What is needed =>
Where does the string "Tags" appear in the records? Copy each line that holds it.

Dataset extract =>
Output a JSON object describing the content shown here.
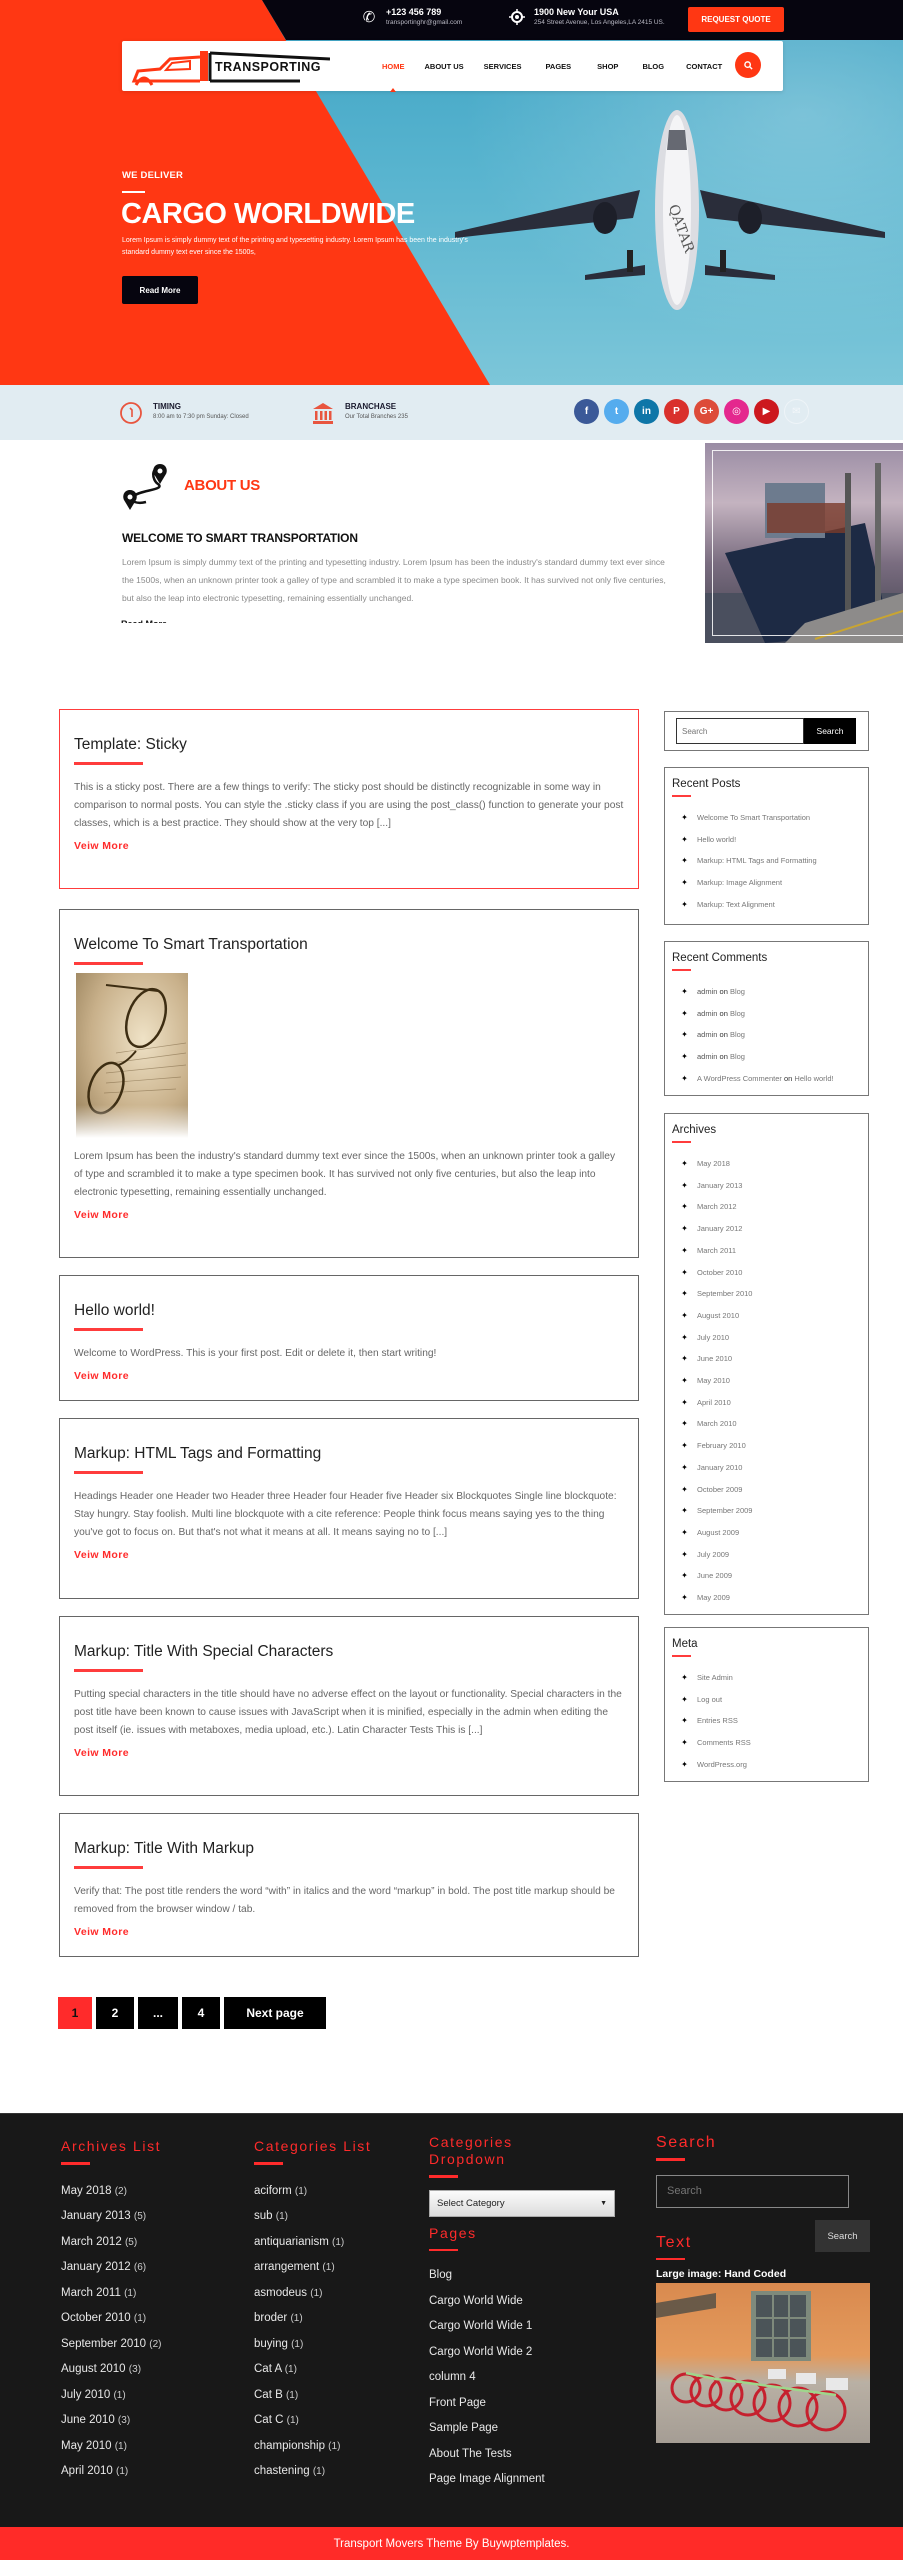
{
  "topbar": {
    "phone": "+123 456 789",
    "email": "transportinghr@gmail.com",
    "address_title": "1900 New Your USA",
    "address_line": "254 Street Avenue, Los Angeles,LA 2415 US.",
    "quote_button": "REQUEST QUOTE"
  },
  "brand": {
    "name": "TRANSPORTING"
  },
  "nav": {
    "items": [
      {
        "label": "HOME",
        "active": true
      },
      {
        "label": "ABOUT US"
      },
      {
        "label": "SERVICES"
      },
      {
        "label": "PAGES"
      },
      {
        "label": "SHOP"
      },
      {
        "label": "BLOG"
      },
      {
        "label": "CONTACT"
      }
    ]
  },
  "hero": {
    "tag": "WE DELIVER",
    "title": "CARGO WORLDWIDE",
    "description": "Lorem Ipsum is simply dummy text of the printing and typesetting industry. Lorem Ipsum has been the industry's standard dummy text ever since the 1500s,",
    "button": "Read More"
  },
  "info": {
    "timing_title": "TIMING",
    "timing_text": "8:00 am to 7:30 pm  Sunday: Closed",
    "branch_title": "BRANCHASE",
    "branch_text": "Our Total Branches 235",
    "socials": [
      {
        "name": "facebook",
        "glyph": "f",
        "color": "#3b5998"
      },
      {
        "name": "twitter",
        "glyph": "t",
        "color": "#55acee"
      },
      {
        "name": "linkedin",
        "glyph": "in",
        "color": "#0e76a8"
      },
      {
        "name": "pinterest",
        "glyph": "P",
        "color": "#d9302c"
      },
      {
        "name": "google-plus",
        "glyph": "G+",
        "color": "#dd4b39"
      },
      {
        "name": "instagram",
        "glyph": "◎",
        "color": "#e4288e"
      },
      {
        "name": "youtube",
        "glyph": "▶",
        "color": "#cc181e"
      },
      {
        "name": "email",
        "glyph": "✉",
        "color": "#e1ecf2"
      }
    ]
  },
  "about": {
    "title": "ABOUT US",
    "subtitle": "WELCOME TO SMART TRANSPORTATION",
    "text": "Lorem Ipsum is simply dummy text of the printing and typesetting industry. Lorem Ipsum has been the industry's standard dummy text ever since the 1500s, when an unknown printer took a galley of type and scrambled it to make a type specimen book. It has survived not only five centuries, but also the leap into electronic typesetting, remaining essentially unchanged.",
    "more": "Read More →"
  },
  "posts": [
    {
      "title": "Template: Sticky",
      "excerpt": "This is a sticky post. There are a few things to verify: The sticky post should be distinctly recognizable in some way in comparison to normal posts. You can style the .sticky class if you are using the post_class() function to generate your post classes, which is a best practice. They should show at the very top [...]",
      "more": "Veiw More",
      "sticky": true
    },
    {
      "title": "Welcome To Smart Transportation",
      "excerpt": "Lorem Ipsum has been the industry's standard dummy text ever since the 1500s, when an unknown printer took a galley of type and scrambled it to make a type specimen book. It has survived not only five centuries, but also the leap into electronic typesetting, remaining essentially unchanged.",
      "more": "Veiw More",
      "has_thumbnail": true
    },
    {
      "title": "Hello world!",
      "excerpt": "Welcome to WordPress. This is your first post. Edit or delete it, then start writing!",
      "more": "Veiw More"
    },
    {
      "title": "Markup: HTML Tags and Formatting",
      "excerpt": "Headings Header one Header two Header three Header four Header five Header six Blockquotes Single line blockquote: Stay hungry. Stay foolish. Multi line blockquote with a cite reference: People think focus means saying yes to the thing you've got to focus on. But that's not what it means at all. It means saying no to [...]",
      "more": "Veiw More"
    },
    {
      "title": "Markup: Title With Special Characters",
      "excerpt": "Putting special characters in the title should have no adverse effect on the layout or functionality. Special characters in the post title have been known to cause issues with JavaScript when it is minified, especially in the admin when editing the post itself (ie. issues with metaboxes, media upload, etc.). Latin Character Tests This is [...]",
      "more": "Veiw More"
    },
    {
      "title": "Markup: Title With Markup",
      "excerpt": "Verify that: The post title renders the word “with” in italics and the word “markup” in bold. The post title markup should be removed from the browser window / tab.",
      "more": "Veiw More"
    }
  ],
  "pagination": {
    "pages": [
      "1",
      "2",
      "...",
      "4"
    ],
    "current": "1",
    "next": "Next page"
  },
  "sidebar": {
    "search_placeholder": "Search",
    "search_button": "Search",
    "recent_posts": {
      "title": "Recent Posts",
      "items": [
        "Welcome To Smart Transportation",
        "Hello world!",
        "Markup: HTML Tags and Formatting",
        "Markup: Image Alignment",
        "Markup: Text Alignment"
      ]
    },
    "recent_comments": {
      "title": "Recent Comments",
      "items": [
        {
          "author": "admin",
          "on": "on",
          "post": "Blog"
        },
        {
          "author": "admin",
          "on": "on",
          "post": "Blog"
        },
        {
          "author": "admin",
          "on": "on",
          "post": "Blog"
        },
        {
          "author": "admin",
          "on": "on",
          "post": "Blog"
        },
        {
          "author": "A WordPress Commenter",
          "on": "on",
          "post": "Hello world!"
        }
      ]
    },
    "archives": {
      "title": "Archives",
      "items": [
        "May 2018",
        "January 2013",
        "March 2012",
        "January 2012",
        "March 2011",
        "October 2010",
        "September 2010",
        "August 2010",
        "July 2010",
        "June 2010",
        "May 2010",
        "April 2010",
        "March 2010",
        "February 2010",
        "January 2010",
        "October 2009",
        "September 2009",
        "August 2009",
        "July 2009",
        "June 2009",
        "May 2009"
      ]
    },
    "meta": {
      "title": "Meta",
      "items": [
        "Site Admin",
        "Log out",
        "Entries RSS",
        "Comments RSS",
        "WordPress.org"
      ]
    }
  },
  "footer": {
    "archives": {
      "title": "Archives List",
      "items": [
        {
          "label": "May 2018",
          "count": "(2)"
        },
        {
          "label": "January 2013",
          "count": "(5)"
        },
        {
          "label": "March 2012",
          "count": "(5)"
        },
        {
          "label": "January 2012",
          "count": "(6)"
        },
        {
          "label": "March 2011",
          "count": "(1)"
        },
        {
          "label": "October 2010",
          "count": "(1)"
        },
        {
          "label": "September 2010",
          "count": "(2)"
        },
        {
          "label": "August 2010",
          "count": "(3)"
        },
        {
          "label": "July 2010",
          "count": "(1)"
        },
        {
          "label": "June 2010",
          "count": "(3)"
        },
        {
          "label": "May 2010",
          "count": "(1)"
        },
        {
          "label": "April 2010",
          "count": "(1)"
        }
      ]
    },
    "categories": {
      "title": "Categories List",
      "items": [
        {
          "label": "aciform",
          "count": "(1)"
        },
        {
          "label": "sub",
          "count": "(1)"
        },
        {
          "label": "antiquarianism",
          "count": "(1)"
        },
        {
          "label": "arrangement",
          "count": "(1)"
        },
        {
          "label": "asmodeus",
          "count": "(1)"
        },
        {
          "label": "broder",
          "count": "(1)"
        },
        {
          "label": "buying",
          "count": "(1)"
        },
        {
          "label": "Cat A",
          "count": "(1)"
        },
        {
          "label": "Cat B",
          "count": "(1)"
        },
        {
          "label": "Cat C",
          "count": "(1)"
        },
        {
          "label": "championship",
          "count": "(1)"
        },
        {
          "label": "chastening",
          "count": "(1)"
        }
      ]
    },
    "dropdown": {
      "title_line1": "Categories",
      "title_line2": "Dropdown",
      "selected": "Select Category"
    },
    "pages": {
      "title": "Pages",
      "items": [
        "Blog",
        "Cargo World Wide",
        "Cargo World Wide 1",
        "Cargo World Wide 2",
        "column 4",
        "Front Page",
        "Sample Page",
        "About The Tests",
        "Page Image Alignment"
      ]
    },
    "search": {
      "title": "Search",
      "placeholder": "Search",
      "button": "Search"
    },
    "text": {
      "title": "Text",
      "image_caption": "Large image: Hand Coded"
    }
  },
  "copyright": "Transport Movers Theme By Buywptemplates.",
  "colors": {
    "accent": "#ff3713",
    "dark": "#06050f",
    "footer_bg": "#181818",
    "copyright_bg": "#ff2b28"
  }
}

Answer to this problem =>
      "title": "Markup: HTML Tags and Formatting",
        "Markup: HTML Tags and Formatting",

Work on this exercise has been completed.